What happens the family home in a bankruptcy?
Irish insolvency laws are about to undergo a radical change, writes Steve Thatcher, but what do the new regulations mean for those who want to go bankrupt but keep their houses?
With new insolvency laws pending,for anyone facing bankruptcy either here or in the UK, often the greatest concern is the family home. Unfortunately, in either an Irish or a British bankruptcy it can be difficult to retain control of the family home. But it depends on personal circumstances, such as the living arrangements of the family and whether both or only one of the mortgage holders declares bankruptcy.
Bankruptcy is a settlement of the debts of someone who is unable to repay them. The purpose of the bankruptcy is to distribute the assets fairly among the creditors and provide protection from legal action from these creditors.
Bankruptcy in Ireland
If you go bankrupt in Ireland all of your assets will be controlled by an Official Assignee (OA) who is appointed by the High Court to oversee your bankruptcy. The assets include the family home. However, the OA must still apply to Court for approval to sell a family home. Following its establishment, the new Insolvency Service of Ireland (ISI) will be responsible for assigning OAs to a bankruptcy.
When this permission is sought, the Court will balance the interests of creditors against the interests of the family and may decide to postpone the sale of the home once it has considered the living arrangements of the applicant and their dependents.
This means that where a sole mortgage holder goes bankrupt, if they have a partner/spouse or dependents living in the home then the Court will take their living arrangements and wellbeing into consideration. If the Court believes that circumstances dictate that a sale should be postponed it can do so. This has sometimes happened, for example, where children are sitting Leaving Cert exams. However, in many cases this postponement has only been temporary, and where there is value in the property that can be sold for creditors, an OA will generally only postpone taking possession for a maximum of one year.
If the property is jointly owned (for example, with a spouse or partner), the bankruptcy will mean that the joint ownership is then split between the Official Assignee and the remaining mortgage holder, who is then solely liable to cover the full amount of the mortgage (even though a 50 per cent share of the property remains with the OA).
However, as in a lot of cases currently in Ireland, if the property is in negative equity and there is little chance of regaining value in the short-term, then the OA would generally offer his share of the property to the remaining mortgage holder for a small sum, plus his conveyancing costs (it also reduces the costs of administering the bankruptcy’s assets for the OA /Court). This would be a desirable outcome for the remaining mortgage holder as they are liable for the full cost of the mortgage anyway.
Bankruptcy in Britain
I frequently see situations where a relationship breaks down and one person relocates to the UK for work purposes and then goes bankrupt there, whilst the former partner and children remain in the Irish home. However, if the property has been bought with a joint mortgage and only one mortgage holder goes bankrupt, even if it is in Britain, then the remaining mortgage holder becomes solely liable for the continuing mortgage payments on the property in Ireland.

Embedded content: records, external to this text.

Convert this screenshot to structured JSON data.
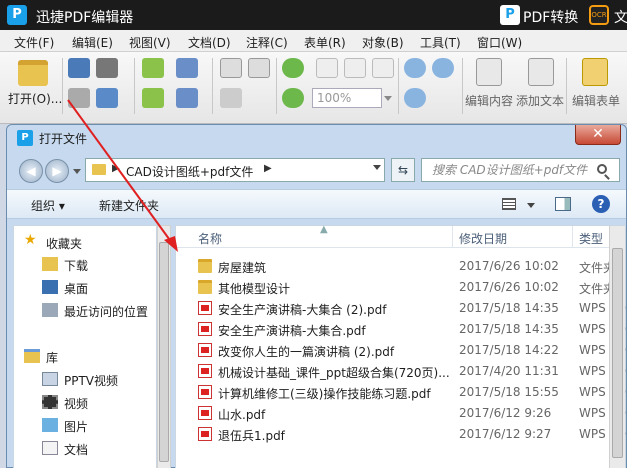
{
  "app": {
    "title": "迅捷PDF编辑器",
    "logo_letter": "P",
    "convert_label": "PDF转换",
    "ocr_badge": "OCR",
    "ocr_label": "文"
  },
  "menu": [
    "文件(F)",
    "编辑(E)",
    "视图(V)",
    "文档(D)",
    "注释(C)",
    "表单(R)",
    "对象(B)",
    "工具(T)",
    "窗口(W)"
  ],
  "toolbar": {
    "open_label": "打开(O)...",
    "zoom_value": "100%",
    "edit_content": "编辑内容",
    "add_text": "添加文本",
    "edit_form": "编辑表单"
  },
  "dialog": {
    "title": "打开文件",
    "close_glyph": "✕",
    "path": "CAD设计图纸+pdf文件",
    "search_placeholder": "搜索 CAD设计图纸+pdf文件",
    "organize": "组织 ▾",
    "new_folder": "新建文件夹",
    "help": "?"
  },
  "nav": {
    "favorites": "收藏夹",
    "downloads": "下载",
    "desktop": "桌面",
    "recent": "最近访问的位置",
    "libraries": "库",
    "pptv": "PPTV视频",
    "videos": "视频",
    "pictures": "图片",
    "documents": "文档"
  },
  "columns": {
    "name": "名称",
    "date": "修改日期",
    "type": "类型"
  },
  "files": [
    {
      "name": "房屋建筑",
      "date": "2017/6/26 10:02",
      "type": "文件夹",
      "kind": "folder"
    },
    {
      "name": "其他模型设计",
      "date": "2017/6/26 10:02",
      "type": "文件夹",
      "kind": "folder"
    },
    {
      "name": "安全生产演讲稿-大集合 (2).pdf",
      "date": "2017/5/18 14:35",
      "type": "WPS PDF",
      "kind": "pdf"
    },
    {
      "name": "安全生产演讲稿-大集合.pdf",
      "date": "2017/5/18 14:35",
      "type": "WPS PDF",
      "kind": "pdf"
    },
    {
      "name": "改变你人生的一篇演讲稿 (2).pdf",
      "date": "2017/5/18 14:22",
      "type": "WPS PDF",
      "kind": "pdf"
    },
    {
      "name": "机械设计基础_课件_ppt超级合集(720页)...",
      "date": "2017/4/20 11:31",
      "type": "WPS PDF",
      "kind": "pdf"
    },
    {
      "name": "计算机维修工(三级)操作技能练习题.pdf",
      "date": "2017/5/18 15:55",
      "type": "WPS PDF",
      "kind": "pdf"
    },
    {
      "name": "山水.pdf",
      "date": "2017/6/12 9:26",
      "type": "WPS PDF",
      "kind": "pdf"
    },
    {
      "name": "退伍兵1.pdf",
      "date": "2017/6/12 9:27",
      "type": "WPS PDF",
      "kind": "pdf"
    }
  ],
  "colors": {
    "titlebar": "#1b1b1b",
    "accent": "#1aa0e8",
    "annotation_arrow": "#e02020"
  }
}
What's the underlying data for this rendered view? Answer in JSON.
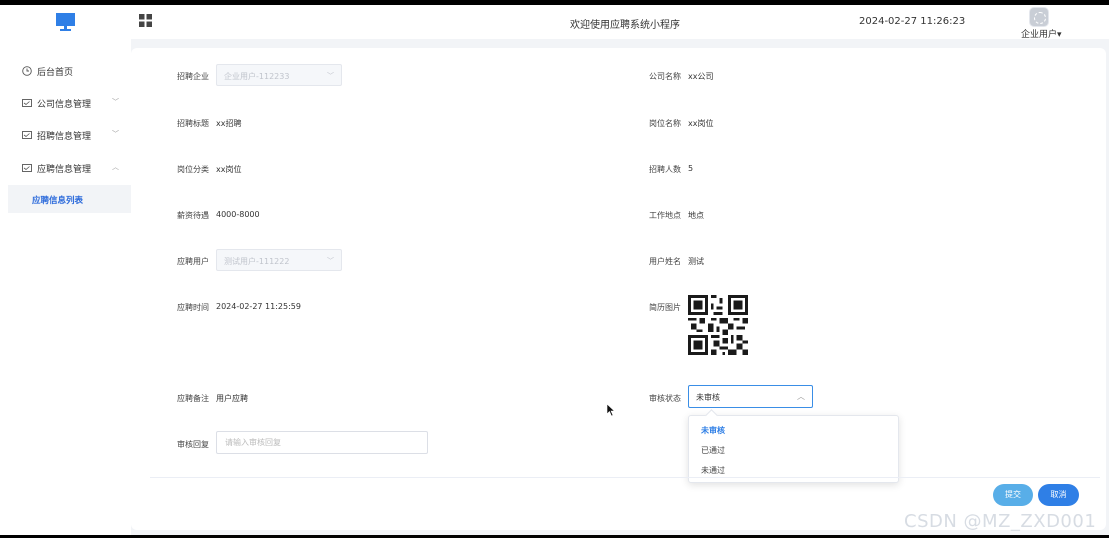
{
  "header": {
    "title": "欢迎使用应聘系统小程序",
    "datetime": "2024-02-27 11:26:23",
    "user_label": "企业用户",
    "user_chevron": "▾"
  },
  "sidebar": {
    "items": [
      {
        "label": "后台首页",
        "icon": "clock-icon"
      },
      {
        "label": "公司信息管理",
        "icon": "card-icon",
        "chevron": "﹀"
      },
      {
        "label": "招聘信息管理",
        "icon": "card-icon",
        "chevron": "﹀"
      },
      {
        "label": "应聘信息管理",
        "icon": "card-icon",
        "chevron": "︿"
      }
    ],
    "sub_item": "应聘信息列表"
  },
  "form": {
    "company_label": "招聘企业",
    "company_value": "企业用户-112233",
    "company_name_label": "公司名称",
    "company_name_value": "xx公司",
    "title_label": "招聘标题",
    "title_value": "xx招聘",
    "position_label": "岗位名称",
    "position_value": "xx岗位",
    "category_label": "岗位分类",
    "category_value": "xx岗位",
    "headcount_label": "招聘人数",
    "headcount_value": "5",
    "salary_label": "薪资待遇",
    "salary_value": "4000-8000",
    "location_label": "工作地点",
    "location_value": "地点",
    "applicant_label": "应聘用户",
    "applicant_value": "测试用户-111222",
    "username_label": "用户姓名",
    "username_value": "测试",
    "time_label": "应聘时间",
    "time_value": "2024-02-27 11:25:59",
    "resume_label": "简历图片",
    "remark_label": "应聘备注",
    "remark_value": "用户应聘",
    "status_label": "审核状态",
    "status_value": "未审核",
    "status_options": [
      "未审核",
      "已通过",
      "未通过"
    ],
    "reply_label": "审核回复",
    "reply_placeholder": "请输入审核回复"
  },
  "buttons": {
    "submit": "提交",
    "cancel": "取消"
  },
  "watermark": "CSDN @MZ_ZXD001",
  "colors": {
    "primary": "#2f7fe6",
    "submit": "#58aee8",
    "background": "#f2f4f7"
  }
}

The bankrupt’s share of the property then vests in the British equivalent to an Irish OA called an Official Receiver (OR), who is appointed by the Insolvency Service of the UK, but, once again, there may be the opportunity to buy the bankrupt’s share of the property for a small fee.
If both mortgage holders move to Britain then their Centre of Main Interest (COMI) will need to be established there before they can qualify for bankruptcy. The Irish property then ceases to be the family’s primary home by virtue of them qualifying as residents in Britain for the purposes of the bankruptcy, so it would not be possible for them to also argue that they should retain the Irish property.
Once bankruptcy is applied, all the properties they have in their names will vest in the OR. The job of the OR is to sell the properties to get as much value as possible for all creditors. In reality, the properties will probably be in negative equity and there will be little benefit from a sale. The OR then has some options; he can place a charge on the property that would have to be repaid in the event of a sale, or he can hand the property back to the bank.
A family’s financial problems can often impact most on the children. Unfortunately they have no claim to a share of a property when one or both of their parents goes bankrupt either in Ireland or Britain. Though, as outlined above, if the children are living in a property that is subject of bankruptcy proceedings this can sometimes be looked on sympathetically by a judge when deciding the outcome ownership or transfer of possession of a property.
Steve Thatcher is a practising solicitor and insolvency specialist